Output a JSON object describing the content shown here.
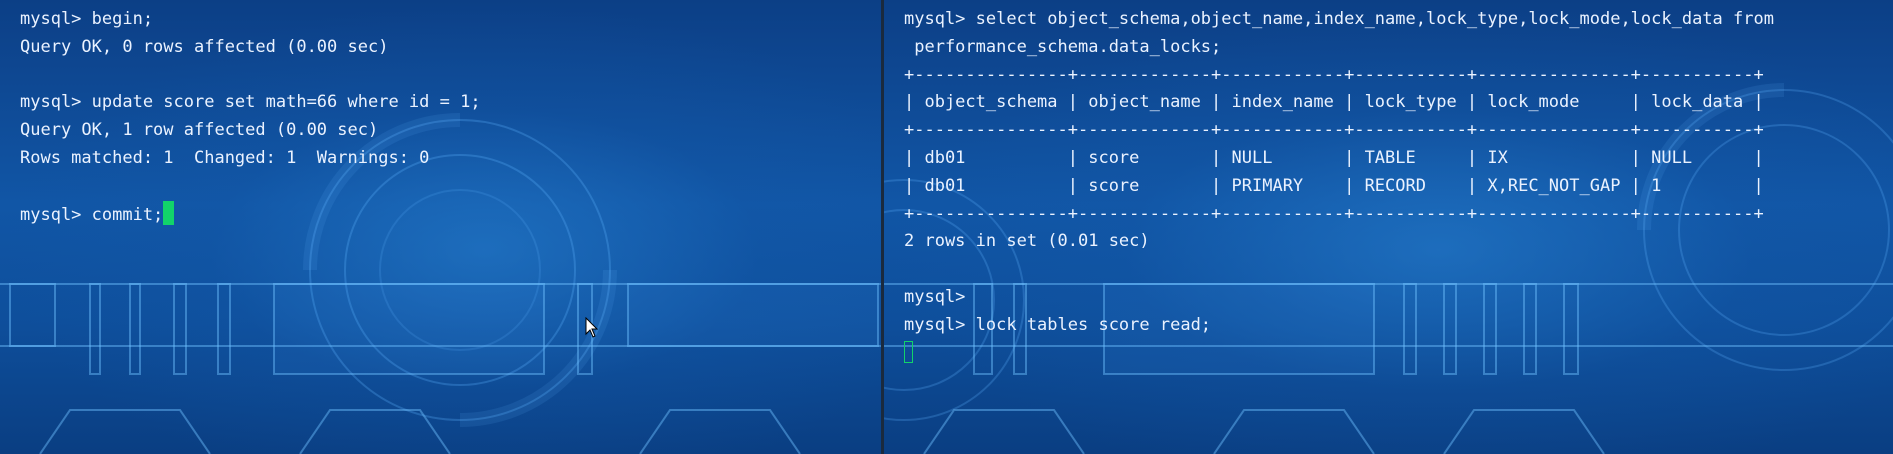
{
  "left_terminal": {
    "lines": [
      "mysql> begin;",
      "Query OK, 0 rows affected (0.00 sec)",
      "",
      "mysql> update score set math=66 where id = 1;",
      "Query OK, 1 row affected (0.00 sec)",
      "Rows matched: 1  Changed: 1  Warnings: 0",
      "",
      "mysql> commit;"
    ],
    "cursor_style": "solid-block"
  },
  "right_terminal": {
    "lines": [
      "mysql> select object_schema,object_name,index_name,lock_type,lock_mode,lock_data from",
      " performance_schema.data_locks;",
      "+---------------+-------------+------------+-----------+---------------+-----------+",
      "| object_schema | object_name | index_name | lock_type | lock_mode     | lock_data |",
      "+---------------+-------------+------------+-----------+---------------+-----------+",
      "| db01          | score       | NULL       | TABLE     | IX            | NULL      |",
      "| db01          | score       | PRIMARY    | RECORD    | X,REC_NOT_GAP | 1         |",
      "+---------------+-------------+------------+-----------+---------------+-----------+",
      "2 rows in set (0.01 sec)",
      "",
      "mysql>",
      "mysql> lock tables score read;",
      ""
    ],
    "cursor_style": "hollow-block"
  },
  "colors": {
    "text": "#eaf2ff",
    "cursor": "#12d36a",
    "background": "#0e4f9c"
  },
  "icons": {
    "mouse_pointer": "arrow-cursor-icon"
  }
}
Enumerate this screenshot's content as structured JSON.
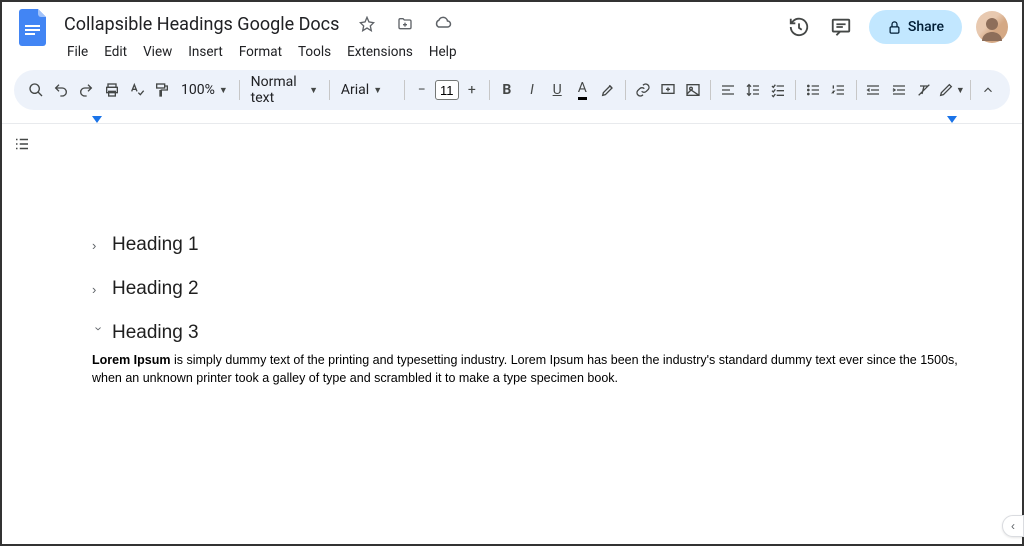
{
  "header": {
    "doc_title": "Collapsible Headings Google Docs",
    "menus": [
      "File",
      "Edit",
      "View",
      "Insert",
      "Format",
      "Tools",
      "Extensions",
      "Help"
    ],
    "share_label": "Share"
  },
  "toolbar": {
    "zoom": "100%",
    "style": "Normal text",
    "font": "Arial",
    "font_size": "11"
  },
  "document": {
    "headings": [
      {
        "label": "Heading 1",
        "expanded": false
      },
      {
        "label": "Heading 2",
        "expanded": false
      },
      {
        "label": "Heading 3",
        "expanded": true
      }
    ],
    "body_bold": "Lorem Ipsum",
    "body_rest": " is simply dummy text of the printing and typesetting industry. Lorem Ipsum has been the industry's standard dummy text ever since the 1500s, when an unknown printer took a galley of type and scrambled it to make a type specimen book."
  }
}
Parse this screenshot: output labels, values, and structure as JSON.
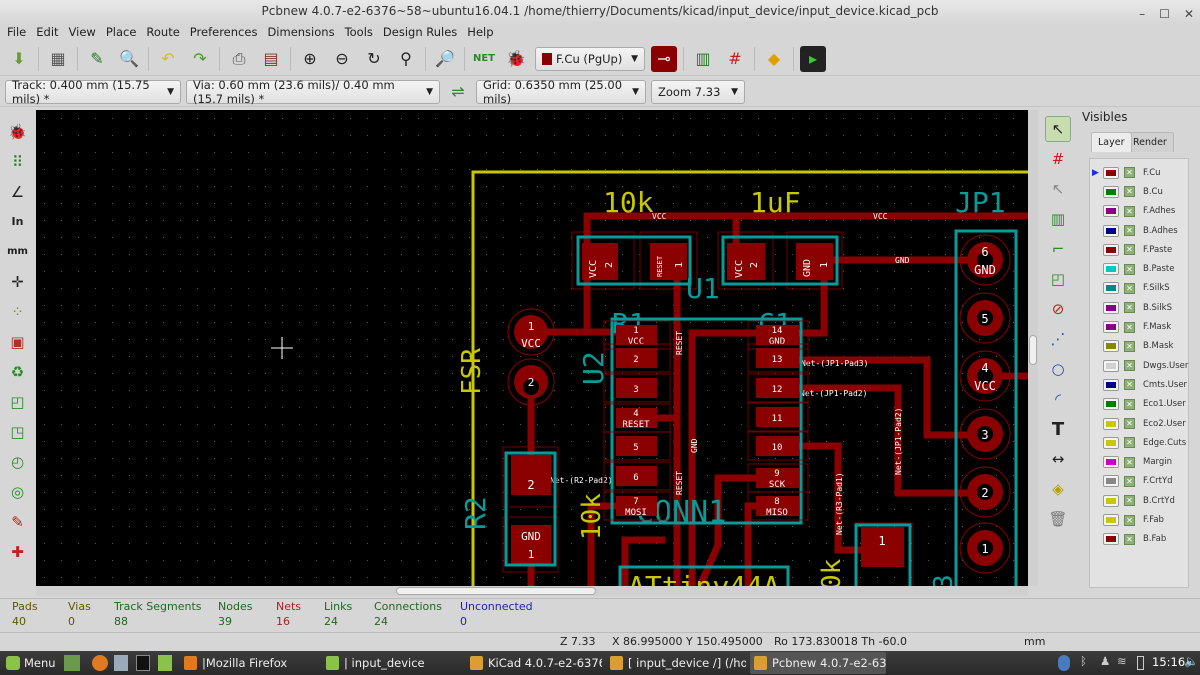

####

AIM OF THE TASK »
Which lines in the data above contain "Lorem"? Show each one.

REPLY TO THE TASK »
    "body_bold": "Lorem Ipsum",
    "body_rest": " is simply dummy text of the printing and typesetting industry. Lorem Ipsum has been the industry's standard dummy text ever since the 1500s, when an unknown printer took a galley of type and scrambled it to make a type specimen book."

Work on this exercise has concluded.